Soft Skull Press, New York, 2010
Borrowed from the library.
Sam is deaf and lives during a time when people with disabilities are being abandoned by society. There is no effort to help the blind and deaf, no system for children born with a chronic illness. No one tries to find out what is wrong, Sam is just different, and he is eventually classified as “mongrel”. His mother, left in dire financial straits, is forced to abandon him, hoping the family she leaves him with will adopt him as a pet. A pet?
I am not cute. I am not a pet. I am not a mongrel. I am a child, that’s all.
Animals is told in two parts. The first part is a manuscript telling Sam’s story, the story of his birth family and his adoptive family, written by Naomi Okun, the girl whose family does take him in. The second part is an explanation, with abundant footnotes, by someone named Broderick Clark, of this autobiographical manuscript. LePan has used an interesting structure to deal with a difficult subject, one many of us would just as soon ignore.
This is speculative fiction, fiction that, given the present circumstances, points towards a possible future.
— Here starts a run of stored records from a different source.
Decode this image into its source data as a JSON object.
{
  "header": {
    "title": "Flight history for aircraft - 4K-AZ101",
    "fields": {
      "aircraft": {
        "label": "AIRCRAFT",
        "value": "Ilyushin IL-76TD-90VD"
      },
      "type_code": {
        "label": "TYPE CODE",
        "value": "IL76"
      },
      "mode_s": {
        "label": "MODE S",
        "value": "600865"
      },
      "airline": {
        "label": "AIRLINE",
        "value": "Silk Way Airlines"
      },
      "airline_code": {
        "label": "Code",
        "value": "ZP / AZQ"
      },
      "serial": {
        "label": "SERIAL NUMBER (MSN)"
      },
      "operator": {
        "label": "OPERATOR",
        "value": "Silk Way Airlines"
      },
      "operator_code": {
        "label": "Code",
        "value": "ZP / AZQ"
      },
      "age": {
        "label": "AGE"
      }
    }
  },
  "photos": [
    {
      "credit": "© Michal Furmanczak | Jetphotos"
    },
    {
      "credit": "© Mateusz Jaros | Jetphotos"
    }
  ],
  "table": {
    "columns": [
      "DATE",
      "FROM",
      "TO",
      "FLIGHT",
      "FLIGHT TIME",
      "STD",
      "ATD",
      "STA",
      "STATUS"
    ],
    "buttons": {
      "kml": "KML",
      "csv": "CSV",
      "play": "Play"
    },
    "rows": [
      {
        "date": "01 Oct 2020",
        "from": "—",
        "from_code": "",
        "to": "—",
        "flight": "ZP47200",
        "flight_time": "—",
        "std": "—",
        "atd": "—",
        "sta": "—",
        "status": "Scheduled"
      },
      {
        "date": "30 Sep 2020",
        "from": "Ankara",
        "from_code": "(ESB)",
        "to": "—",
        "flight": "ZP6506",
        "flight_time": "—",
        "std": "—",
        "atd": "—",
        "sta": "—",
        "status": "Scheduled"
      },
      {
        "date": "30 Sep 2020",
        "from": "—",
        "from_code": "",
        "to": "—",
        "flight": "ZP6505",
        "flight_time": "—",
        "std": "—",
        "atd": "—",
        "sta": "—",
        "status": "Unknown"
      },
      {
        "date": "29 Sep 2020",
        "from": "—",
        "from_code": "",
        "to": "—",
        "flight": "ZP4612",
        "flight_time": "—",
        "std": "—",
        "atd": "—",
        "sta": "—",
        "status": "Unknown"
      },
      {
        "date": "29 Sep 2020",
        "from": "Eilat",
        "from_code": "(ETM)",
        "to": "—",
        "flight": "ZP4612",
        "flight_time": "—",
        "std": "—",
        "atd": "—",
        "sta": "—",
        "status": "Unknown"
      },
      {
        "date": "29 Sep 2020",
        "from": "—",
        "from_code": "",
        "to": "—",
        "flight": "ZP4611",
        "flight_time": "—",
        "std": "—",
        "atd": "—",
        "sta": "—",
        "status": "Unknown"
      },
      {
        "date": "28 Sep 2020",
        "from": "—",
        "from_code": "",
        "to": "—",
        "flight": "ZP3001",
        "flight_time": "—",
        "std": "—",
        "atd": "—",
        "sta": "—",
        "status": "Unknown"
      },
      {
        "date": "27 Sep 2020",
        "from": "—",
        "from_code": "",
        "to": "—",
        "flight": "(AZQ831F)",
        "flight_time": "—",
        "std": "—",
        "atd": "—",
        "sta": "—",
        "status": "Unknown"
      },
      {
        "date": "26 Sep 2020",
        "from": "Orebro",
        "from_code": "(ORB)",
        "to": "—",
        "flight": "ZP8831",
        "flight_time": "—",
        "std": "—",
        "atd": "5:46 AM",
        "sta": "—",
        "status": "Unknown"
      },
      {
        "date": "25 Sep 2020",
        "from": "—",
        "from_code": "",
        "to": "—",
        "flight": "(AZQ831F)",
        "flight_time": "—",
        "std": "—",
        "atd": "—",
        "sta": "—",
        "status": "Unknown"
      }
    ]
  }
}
It reminds me of Aldous Huxley’s “Brave New World”.
There is no easy way to write about this. We are in the future. Due to factory farming and over use of antibiotics there has been a “great extinction”. All of our domestic animals and pets have died. There is a lack of protein and people are struggling. There is a campaign stressing the dangers of soy. The gap between rich and poor has widened exponentially. The world is edging towards chaos.
As more and more “sub-normal” people are marginalized and de-humanized, some are adopted as “pets” and some are classified as chattel. Eventually the chattel are gathered together, their labor is utilized and they become a food source. Like I said, there is no easy way to write about this.
LaPan claims his main argument is against factory-farming and for the humane treatment of our food animals but I was left with a much broader sense of let’s stop eating meat(and fish), period. This is a difficult and challenging book. I feel like I need to put some distance between my first reading and then read it again.
I need to say that over the past few years I have grown closer and closer to becoming a true vegetarian. There are occasions when I eat chicken or fish, and I am not vegan by any means, but something in me has me turning away from eating flesh. Maybe it’s my knowledge of factory farms, or my awareness of the growing understanding of animal behavior and animal “consciousness”. Maybe it’s the Buddhist idea of Ahimsa – do no harm. I buy organic when I can. I eat tofu, legumes and lots of vegetables. Animals, a deeply disturbing book, only reinforces my thoughts about food, about how we raise and slaughter what we eat.
Now I want to read Eating Animals by Jonathan Safran Foer.